A few years ago during a summer spent in Catalonia, I strolled through the port city of Sant Feliu de Guíxols. It is a special place: it was spared the transgressions of the Spanish coast’s building mania due to its fishing industry. It is not merely decorative but in fact successful in a particular industrial branch: producing cork. And here – nominally part of Spain but somehow a place all of its own – R.B. Kitaj and his wife spent the winter of 1953/54. Twenty years later, he bought a house in this town. What did it mean to him, this stubborn region that again and again rebelled against Spanish supremacy? Continue reading
Kitaj once said that books are for him what trees are for a landscape painter. His ateliers in the London neighborhood of Chelsea and in Westwood, Los Angeles, were crammed full of books, on shelves, around his easels and piled up on the floor.
He was already ranging through the cheap bookshops on 4th Avenue – the largest bookselling district in the world – on his way to Cooper Union when he was a student there. He found the modern classics like James Joyce, Ezra Pound, T.S. Eliot, and Kafka, as well as journals such as the “Partisan Review” and the American surrealist magazine “View.” In Oxford, his teacher Edgar Wind introduced him to the Warburg School and he bought a complete set of the famous “Journals of the Warburg Institute.” His visual imagination was fuelled by the illustrations for the “Afterlife of Antiquity,” copperplate engravings made according to ancient templates. In 1969, Kitaj published as silkscreens 50 book jackets from his personal library, in an edition that he called “In Our Time: Covers for a Small Library after the Life for the Most Part.” Continue reading

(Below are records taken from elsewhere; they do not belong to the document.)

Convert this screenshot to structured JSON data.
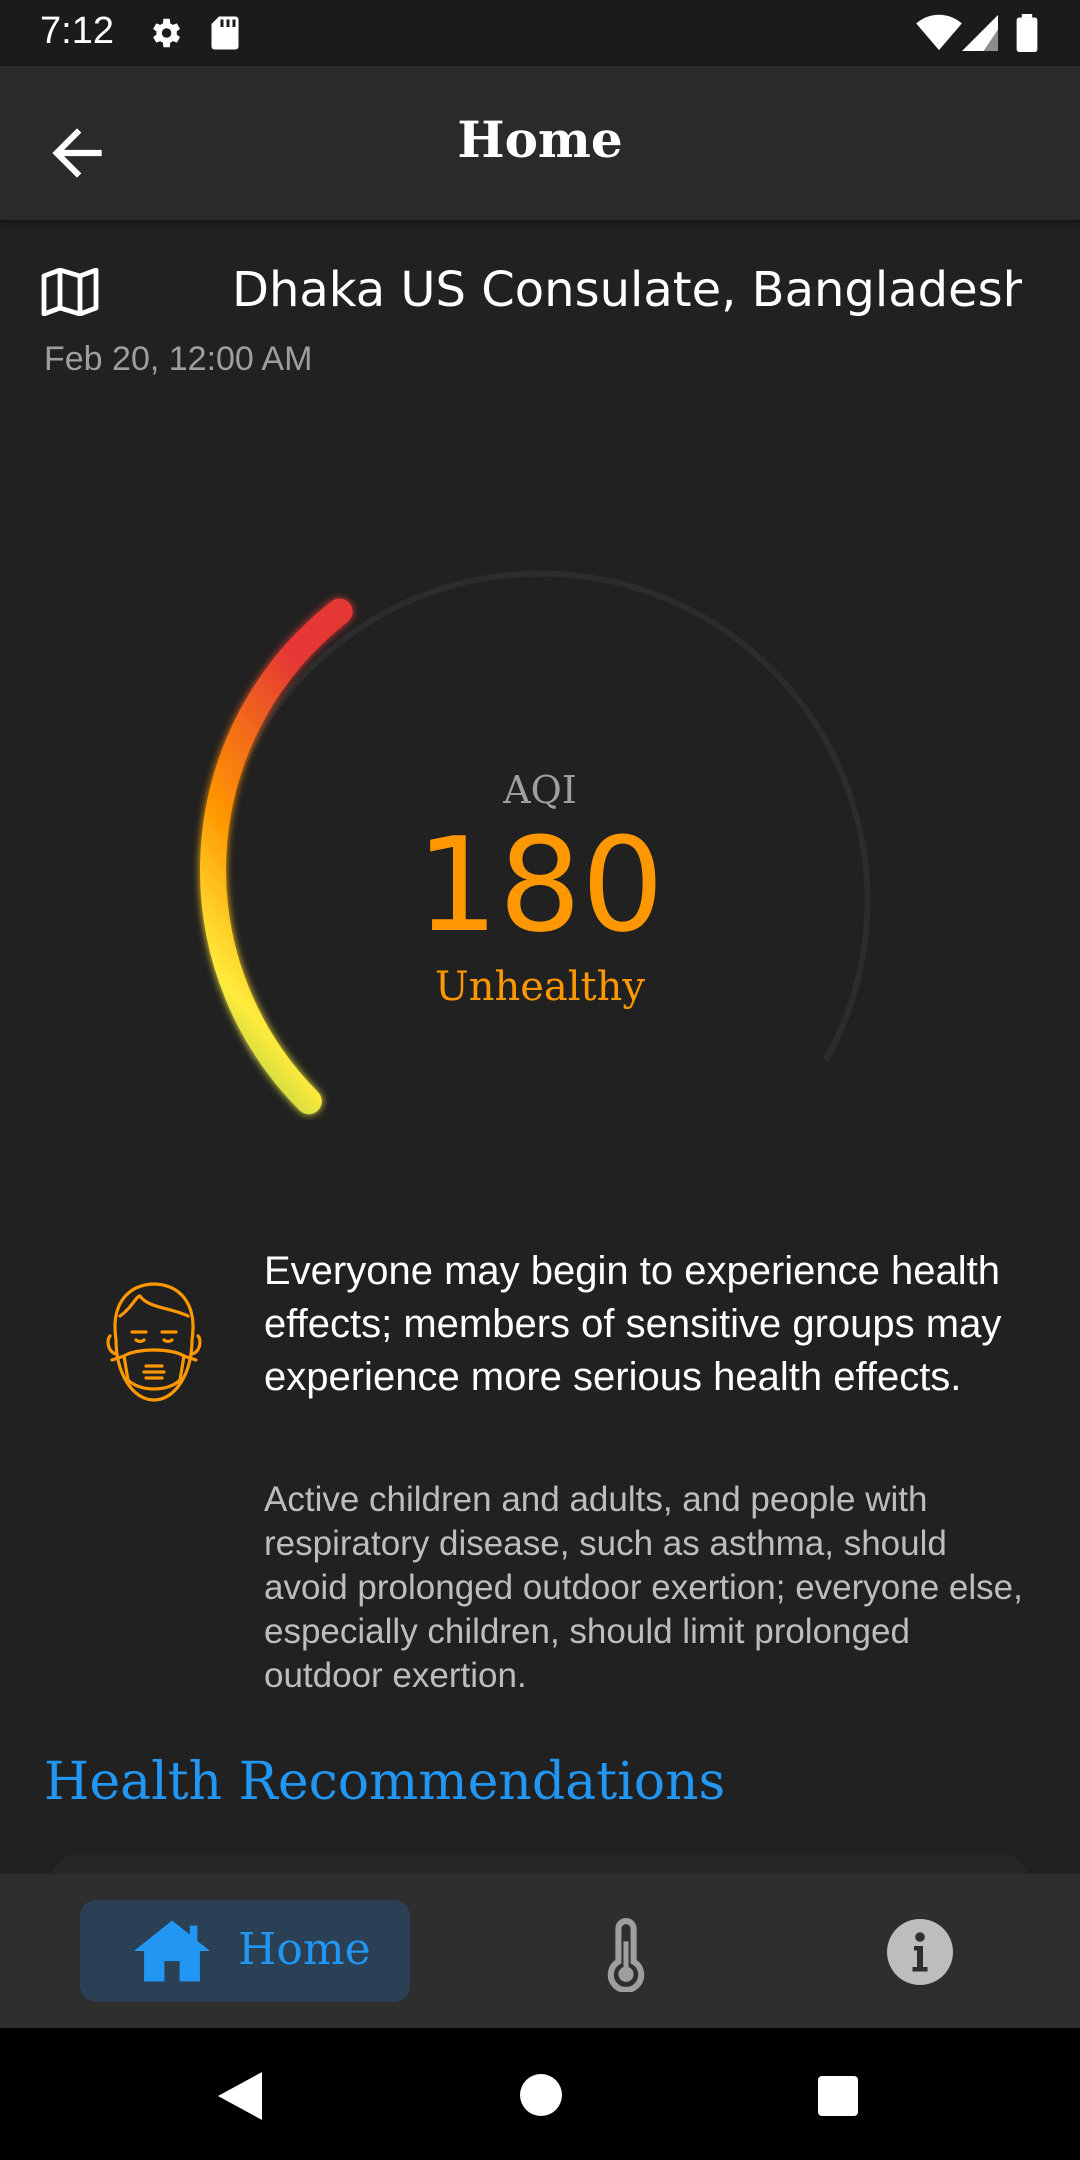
{
  "status_bar": {
    "time": "7:12"
  },
  "app_bar": {
    "title": "Home"
  },
  "location": {
    "name": "Dhaka US Consulate, Bangladesh",
    "timestamp": "Feb 20, 12:00 AM"
  },
  "aqi": {
    "label": "AQI",
    "value": "180",
    "category": "Unhealthy",
    "gauge_fraction": 0.36,
    "color": "#ff9800"
  },
  "health": {
    "effects": "Everyone may begin to experience health effects; members of sensitive groups may experience more serious health effects.",
    "cautionary": "Active children and adults, and people with respiratory disease, such as asthma, should avoid prolonged outdoor exertion; everyone else, especially children, should limit prolonged outdoor exertion."
  },
  "section": {
    "heading": "Health Recommendations"
  },
  "bottom_nav": {
    "items": [
      {
        "label": "Home",
        "icon": "home-icon",
        "active": true
      },
      {
        "label": "",
        "icon": "thermometer-icon",
        "active": false
      },
      {
        "label": "",
        "icon": "info-icon",
        "active": false
      }
    ]
  },
  "colors": {
    "accent": "#2196f3",
    "warning": "#ff9800",
    "background": "#212121"
  }
}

I am impressed above all with R.B. Kitaj’s collage-like works, produced by superimposing numerous pieces of information and artistic citations. With their powerful colors, they radiate at first a kind of lightness and beauty.

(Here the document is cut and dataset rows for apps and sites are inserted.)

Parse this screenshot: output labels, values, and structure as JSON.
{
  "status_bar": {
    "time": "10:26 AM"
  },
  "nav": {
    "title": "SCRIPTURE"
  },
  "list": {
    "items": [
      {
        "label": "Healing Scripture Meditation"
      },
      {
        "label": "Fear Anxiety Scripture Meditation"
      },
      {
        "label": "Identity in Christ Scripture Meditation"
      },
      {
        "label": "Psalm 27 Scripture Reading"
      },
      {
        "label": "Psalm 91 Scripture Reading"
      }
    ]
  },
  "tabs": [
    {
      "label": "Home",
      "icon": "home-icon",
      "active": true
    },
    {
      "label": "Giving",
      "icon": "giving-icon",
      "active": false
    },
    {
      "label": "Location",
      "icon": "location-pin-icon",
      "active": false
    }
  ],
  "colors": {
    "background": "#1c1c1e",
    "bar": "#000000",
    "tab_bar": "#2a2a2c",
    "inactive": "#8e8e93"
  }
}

The actual stories behind the motifs become clear only when one reads the texts that Kitaj attached to his pictures. These additional levels turn the collages into fraught projection screens for personal, historical, political, cultural, and religious themes and events. Suddenly text and image can no longer be viewed and understood separately. A putatively beautiful, gaily colored work becomes a vexating puzzle. Continue reading